To do:
Show every line of the data below that includes the word "JSON".

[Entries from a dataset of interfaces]
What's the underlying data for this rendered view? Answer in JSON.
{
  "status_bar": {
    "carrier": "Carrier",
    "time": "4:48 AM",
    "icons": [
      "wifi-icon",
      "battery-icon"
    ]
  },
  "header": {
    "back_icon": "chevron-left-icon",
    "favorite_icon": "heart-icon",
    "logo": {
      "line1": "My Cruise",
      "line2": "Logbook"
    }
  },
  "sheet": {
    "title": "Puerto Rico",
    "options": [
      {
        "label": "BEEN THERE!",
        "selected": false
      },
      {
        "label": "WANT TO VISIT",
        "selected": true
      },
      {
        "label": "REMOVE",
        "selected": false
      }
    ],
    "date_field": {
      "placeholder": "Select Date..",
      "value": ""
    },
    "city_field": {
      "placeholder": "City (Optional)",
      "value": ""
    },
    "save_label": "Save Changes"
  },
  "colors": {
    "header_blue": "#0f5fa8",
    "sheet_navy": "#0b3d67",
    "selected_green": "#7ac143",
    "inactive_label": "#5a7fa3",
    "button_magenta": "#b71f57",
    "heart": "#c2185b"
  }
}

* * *

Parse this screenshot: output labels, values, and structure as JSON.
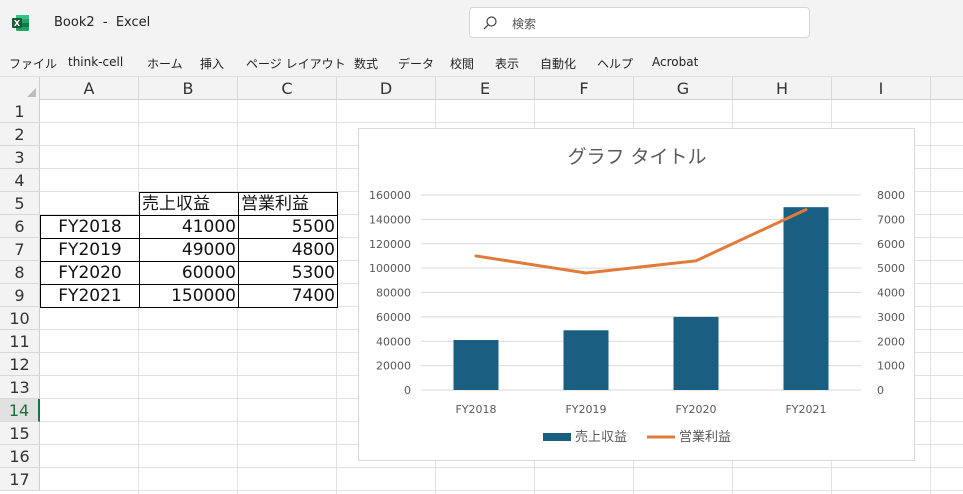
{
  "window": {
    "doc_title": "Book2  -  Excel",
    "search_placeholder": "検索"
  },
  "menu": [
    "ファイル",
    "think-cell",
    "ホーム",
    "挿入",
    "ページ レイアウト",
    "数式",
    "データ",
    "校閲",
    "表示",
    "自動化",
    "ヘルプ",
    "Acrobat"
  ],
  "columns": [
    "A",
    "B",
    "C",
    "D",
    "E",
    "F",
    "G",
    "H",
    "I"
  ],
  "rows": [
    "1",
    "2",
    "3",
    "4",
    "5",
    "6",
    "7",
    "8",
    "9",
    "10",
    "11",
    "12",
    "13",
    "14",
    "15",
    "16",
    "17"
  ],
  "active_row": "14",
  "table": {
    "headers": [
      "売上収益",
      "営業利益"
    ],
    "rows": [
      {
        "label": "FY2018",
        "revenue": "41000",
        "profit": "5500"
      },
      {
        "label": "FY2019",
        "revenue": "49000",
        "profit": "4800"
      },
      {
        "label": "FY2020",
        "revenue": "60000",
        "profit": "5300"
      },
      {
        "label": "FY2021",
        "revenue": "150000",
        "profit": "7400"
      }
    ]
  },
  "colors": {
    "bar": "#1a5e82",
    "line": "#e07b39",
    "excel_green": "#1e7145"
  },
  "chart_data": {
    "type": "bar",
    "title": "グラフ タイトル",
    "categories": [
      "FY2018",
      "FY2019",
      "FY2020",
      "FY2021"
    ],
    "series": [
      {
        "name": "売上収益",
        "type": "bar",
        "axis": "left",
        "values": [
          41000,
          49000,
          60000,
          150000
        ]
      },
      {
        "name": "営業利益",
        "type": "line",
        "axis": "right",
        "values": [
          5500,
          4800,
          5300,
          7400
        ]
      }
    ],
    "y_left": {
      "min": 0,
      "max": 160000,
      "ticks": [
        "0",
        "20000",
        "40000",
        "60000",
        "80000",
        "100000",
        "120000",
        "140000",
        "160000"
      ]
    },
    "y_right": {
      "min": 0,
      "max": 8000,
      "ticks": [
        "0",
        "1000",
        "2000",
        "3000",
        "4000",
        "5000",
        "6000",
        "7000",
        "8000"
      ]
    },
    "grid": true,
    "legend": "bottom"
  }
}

Response:
What's the underlying data for this rendered view? Answer in JSON.
Parse this screenshot: output labels, values, and structure as JSON.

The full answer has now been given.